Bradman's son, John, and two other executors of the late Australian test captain's estate sued law firm Allens Arthur Robinson alleging it was negligent in assigning the cricketer's name to the Bradman Foundation, a non-profit charitable trust set up in 1987.
John Bradman's displeasure became public in 2005 when the foundation licensed a food company to market "Bradman" chocolate chip cookies in India.
The family at the time described Bradman as "a loved and missed family member, not a brand name like Mickey Mouse".
The foundation countered that it had confidence Bradman would have approved of the venture.
After lengthy delays, the case was due to go to trial on Tuesday in the South Australian Supreme Court, but proceedings were again delayed as the parties entered negotiations. On Wednesday the court was told the parties had agreed to settle.
John Bradman said the terms of settlement were confidential and no further media comment would be made.
He told reporters outside the court he was pleased the legal battle was finally over.
"This has been a long-running matter which has been very important to the Bradman family and we are very pleased with the outcome," he said.

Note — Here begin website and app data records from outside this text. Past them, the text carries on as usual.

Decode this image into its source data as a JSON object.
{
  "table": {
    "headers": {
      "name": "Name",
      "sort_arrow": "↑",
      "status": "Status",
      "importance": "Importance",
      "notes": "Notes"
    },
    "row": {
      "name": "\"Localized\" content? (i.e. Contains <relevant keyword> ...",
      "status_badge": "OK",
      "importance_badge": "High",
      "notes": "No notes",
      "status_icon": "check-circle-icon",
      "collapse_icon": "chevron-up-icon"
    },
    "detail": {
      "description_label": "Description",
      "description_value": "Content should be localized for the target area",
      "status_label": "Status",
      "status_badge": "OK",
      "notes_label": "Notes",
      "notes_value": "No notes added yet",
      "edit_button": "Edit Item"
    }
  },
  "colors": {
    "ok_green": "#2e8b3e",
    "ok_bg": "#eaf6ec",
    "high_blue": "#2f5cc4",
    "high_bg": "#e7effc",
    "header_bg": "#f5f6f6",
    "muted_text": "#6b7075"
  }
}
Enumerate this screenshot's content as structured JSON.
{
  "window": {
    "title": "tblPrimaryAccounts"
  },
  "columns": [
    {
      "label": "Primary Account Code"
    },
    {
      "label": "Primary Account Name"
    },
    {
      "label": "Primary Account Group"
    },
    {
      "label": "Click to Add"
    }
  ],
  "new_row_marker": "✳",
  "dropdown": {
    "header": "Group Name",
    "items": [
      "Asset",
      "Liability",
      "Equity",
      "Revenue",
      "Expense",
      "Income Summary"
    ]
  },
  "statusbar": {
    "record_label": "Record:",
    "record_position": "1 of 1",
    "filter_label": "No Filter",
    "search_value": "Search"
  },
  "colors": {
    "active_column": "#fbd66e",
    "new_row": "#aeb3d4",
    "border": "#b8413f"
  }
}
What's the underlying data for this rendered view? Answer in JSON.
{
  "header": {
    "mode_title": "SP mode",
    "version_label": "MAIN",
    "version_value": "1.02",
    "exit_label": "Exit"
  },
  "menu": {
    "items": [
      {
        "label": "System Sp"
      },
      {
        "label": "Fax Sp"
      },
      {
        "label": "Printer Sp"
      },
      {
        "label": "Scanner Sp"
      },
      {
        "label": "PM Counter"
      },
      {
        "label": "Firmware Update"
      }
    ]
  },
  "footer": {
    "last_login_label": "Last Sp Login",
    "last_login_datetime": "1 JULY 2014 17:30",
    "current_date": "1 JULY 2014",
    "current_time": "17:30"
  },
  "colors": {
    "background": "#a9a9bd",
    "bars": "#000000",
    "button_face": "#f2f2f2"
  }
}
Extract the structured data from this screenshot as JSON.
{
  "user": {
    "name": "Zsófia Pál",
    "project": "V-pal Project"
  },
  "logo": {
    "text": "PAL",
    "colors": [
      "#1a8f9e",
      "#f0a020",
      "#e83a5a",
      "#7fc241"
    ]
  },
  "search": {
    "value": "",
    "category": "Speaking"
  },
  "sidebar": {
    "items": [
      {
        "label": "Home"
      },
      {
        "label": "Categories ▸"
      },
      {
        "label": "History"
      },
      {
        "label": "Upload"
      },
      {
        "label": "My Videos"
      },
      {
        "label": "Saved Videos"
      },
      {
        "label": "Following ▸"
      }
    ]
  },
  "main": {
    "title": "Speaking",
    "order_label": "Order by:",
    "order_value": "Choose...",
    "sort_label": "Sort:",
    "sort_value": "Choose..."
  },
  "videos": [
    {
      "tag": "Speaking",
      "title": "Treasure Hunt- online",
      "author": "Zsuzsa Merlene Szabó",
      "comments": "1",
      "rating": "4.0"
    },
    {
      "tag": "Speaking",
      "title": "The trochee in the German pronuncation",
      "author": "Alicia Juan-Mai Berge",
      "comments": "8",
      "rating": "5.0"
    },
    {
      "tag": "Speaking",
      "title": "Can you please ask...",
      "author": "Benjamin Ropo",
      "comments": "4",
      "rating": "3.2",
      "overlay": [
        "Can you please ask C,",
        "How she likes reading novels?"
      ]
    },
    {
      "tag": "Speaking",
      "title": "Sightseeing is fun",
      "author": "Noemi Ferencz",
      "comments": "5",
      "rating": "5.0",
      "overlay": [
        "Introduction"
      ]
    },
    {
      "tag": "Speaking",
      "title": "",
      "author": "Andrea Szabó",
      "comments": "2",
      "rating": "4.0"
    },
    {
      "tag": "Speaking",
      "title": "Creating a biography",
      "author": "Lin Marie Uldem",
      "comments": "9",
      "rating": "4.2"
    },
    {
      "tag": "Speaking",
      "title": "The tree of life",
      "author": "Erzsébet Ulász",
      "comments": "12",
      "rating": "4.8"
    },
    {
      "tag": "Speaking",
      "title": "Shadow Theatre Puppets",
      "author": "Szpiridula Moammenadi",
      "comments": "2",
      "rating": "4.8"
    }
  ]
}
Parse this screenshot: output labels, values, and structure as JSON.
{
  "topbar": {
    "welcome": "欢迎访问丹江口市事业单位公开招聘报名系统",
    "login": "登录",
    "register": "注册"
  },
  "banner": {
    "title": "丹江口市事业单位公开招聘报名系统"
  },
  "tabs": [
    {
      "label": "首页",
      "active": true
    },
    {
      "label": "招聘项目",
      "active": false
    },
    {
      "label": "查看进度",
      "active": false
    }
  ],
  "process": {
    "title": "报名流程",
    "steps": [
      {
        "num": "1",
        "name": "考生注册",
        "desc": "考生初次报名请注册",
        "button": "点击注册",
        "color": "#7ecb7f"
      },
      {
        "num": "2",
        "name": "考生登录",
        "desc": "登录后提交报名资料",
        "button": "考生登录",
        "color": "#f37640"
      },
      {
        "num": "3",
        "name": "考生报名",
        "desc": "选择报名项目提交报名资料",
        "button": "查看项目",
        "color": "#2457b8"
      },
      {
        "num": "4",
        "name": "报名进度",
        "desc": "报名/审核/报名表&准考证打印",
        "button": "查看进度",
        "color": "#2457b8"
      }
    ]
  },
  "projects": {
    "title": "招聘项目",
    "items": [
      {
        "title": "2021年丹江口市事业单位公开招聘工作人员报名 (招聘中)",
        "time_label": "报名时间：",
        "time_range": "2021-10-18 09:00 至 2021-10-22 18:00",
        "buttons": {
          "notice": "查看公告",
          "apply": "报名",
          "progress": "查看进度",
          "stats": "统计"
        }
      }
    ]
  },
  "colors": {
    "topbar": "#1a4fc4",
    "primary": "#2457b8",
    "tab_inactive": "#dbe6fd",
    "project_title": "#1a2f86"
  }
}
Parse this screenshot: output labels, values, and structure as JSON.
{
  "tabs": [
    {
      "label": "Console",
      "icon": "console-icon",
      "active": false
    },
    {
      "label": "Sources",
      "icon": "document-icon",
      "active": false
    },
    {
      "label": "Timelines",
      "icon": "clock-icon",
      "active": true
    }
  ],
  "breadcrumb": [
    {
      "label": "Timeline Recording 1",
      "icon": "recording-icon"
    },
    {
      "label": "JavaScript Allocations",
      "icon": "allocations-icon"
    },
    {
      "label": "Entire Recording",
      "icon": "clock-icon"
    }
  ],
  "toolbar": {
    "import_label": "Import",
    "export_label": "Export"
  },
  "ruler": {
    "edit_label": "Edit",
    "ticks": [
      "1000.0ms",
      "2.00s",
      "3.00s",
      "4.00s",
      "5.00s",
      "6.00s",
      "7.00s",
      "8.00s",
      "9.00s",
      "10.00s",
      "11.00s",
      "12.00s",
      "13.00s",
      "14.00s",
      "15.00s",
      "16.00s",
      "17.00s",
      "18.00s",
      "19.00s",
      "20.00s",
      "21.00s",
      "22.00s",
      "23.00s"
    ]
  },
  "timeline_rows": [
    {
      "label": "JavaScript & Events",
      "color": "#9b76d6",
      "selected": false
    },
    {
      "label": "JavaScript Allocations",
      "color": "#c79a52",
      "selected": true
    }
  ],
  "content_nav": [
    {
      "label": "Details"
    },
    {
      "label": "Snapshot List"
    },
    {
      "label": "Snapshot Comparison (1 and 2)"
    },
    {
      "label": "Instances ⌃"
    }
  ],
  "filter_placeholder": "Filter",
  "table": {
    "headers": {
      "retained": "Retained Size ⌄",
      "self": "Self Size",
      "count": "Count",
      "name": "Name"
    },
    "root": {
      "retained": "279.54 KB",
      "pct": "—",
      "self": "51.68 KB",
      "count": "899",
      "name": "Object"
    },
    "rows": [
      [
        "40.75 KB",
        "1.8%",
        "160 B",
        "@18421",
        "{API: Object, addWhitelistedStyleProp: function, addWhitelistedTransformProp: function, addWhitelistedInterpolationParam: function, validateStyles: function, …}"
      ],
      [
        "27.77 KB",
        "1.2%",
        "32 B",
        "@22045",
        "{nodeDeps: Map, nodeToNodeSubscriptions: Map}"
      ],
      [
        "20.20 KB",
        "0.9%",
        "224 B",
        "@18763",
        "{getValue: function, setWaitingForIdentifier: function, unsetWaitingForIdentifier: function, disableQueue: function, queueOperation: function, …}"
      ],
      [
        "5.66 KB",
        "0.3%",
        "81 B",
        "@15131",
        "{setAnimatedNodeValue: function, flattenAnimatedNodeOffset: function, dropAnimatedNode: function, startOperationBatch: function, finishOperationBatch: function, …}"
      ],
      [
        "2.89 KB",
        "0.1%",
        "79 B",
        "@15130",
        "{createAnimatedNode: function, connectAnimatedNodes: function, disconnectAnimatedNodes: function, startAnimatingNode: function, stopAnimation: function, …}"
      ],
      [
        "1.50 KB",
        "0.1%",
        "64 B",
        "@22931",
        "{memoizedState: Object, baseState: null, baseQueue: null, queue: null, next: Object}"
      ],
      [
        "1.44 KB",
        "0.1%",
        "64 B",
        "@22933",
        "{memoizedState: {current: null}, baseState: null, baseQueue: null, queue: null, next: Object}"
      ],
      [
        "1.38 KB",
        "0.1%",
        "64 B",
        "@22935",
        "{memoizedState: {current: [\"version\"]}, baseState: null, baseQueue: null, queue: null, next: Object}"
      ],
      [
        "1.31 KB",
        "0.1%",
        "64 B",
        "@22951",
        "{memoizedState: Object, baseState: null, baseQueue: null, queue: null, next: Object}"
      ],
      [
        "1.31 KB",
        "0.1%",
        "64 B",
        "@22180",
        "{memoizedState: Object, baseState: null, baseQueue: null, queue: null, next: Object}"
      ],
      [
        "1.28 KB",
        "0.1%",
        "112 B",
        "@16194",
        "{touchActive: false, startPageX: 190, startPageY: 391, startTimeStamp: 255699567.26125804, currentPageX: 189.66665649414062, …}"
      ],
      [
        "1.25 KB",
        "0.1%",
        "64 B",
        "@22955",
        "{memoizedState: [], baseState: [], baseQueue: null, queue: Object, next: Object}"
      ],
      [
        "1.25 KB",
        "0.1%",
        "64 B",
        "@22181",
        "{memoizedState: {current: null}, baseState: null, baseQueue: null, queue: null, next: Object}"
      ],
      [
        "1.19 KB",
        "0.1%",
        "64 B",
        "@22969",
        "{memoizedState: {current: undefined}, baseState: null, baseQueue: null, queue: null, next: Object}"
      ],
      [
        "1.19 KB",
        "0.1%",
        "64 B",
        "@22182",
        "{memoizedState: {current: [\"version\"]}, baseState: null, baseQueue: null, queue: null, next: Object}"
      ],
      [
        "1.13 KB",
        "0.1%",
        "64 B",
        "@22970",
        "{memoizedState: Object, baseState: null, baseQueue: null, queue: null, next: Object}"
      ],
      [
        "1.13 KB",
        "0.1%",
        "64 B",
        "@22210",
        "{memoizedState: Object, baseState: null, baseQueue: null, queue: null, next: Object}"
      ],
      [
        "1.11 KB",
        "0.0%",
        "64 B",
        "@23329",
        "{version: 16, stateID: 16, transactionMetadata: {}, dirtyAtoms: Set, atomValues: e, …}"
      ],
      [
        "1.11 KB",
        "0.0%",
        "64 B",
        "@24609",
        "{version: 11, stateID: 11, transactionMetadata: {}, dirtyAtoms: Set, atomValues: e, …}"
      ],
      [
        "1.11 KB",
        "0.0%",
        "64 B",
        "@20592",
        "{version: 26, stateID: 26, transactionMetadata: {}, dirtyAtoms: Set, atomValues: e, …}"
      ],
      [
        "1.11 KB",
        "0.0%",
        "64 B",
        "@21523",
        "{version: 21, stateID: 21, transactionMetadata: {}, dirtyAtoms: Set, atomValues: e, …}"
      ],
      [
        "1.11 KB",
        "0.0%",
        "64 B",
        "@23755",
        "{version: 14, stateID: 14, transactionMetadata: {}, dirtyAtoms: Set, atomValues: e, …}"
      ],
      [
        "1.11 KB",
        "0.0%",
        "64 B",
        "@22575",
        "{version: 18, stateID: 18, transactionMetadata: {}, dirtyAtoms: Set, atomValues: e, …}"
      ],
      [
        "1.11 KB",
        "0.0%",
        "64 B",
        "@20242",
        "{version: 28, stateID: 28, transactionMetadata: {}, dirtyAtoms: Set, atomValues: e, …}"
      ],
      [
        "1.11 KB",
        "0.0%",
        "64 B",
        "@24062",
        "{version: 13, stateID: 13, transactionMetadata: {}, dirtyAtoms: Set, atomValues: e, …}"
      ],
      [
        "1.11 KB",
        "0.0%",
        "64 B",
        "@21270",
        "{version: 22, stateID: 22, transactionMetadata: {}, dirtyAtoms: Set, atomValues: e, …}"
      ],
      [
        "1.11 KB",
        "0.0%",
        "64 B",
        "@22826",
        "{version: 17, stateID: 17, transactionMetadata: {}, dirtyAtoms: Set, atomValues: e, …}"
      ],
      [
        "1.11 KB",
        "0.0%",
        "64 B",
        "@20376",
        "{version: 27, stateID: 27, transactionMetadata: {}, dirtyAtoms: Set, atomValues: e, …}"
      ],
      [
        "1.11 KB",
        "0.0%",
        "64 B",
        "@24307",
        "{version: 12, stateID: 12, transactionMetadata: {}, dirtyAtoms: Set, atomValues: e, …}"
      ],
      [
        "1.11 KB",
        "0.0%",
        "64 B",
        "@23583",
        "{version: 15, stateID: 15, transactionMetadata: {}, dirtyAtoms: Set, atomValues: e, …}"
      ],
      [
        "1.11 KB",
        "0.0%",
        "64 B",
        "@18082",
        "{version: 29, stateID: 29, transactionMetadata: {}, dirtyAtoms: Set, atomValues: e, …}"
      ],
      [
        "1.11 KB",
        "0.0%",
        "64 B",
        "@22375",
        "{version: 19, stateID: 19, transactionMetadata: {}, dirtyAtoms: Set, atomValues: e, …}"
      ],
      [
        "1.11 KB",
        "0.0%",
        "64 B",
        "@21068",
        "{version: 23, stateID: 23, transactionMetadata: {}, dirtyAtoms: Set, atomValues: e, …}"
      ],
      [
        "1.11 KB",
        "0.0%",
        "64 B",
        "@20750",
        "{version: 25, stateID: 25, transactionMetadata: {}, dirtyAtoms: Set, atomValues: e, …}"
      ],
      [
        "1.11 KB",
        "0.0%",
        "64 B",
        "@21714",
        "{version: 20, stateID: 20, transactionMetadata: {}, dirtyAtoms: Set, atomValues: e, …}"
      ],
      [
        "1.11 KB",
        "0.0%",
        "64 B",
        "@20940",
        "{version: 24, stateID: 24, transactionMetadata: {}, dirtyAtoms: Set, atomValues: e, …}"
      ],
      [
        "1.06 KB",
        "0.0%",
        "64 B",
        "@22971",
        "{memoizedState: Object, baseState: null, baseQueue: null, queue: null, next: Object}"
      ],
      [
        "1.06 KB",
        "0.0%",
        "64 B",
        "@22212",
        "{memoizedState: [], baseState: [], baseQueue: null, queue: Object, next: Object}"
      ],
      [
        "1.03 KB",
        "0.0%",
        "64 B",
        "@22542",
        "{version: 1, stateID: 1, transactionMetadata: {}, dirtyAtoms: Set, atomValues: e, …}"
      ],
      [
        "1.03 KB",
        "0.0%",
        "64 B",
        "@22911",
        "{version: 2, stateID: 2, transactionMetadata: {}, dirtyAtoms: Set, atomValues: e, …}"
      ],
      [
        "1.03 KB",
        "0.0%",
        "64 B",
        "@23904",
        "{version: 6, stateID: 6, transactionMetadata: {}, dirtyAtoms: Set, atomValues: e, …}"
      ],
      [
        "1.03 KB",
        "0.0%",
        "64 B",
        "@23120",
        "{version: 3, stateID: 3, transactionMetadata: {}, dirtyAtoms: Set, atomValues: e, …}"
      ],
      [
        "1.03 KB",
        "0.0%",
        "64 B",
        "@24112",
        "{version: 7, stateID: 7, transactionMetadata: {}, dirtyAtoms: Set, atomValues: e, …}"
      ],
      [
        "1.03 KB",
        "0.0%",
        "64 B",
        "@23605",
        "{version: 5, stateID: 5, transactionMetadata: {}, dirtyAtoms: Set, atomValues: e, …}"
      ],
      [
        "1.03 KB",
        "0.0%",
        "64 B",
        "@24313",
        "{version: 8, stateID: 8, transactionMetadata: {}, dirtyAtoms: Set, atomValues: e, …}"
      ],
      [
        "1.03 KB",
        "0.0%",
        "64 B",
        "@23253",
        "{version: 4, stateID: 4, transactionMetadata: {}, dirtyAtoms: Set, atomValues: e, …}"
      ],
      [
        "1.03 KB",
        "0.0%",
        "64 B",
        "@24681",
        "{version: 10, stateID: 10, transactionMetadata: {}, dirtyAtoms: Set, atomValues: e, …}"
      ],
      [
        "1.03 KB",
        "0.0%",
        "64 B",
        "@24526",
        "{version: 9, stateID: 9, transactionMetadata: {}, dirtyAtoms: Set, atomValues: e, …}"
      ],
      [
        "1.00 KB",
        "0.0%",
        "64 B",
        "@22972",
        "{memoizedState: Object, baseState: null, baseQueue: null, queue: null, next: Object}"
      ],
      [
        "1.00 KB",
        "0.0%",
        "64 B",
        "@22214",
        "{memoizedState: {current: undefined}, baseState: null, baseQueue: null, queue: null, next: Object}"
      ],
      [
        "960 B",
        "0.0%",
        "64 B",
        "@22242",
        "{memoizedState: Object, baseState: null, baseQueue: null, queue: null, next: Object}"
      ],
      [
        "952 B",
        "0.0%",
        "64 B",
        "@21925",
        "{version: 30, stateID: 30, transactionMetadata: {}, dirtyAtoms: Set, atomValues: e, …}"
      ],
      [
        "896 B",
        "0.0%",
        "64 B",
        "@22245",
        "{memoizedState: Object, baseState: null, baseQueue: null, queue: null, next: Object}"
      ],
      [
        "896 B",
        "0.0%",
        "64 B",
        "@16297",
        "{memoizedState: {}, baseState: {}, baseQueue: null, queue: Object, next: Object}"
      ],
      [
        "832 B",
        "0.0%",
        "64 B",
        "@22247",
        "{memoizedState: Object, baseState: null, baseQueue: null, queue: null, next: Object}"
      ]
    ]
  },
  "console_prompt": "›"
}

Don Bradman, often referred to as "the Don," died in February 2001 aged 92. He is widely acknowledged as the greatest batsman of all time with a phenomenal test average of 99.94 runs from 52 matches. He scored 29 centuries and 13 half centuries with a top score of 334.
Don Bradman continues to attract a cult following among cricket fans, particularly in the subcontinent despite never playing a test there. In five tests against India in Australia in the last year of his international career, he scored four centuries and averaged 178.75.
The Bradman Foundation is dedicated to honoring Bradman's contribution to cricket and runs the International Cricket Hall of Fame in Bowral, south of Sydney.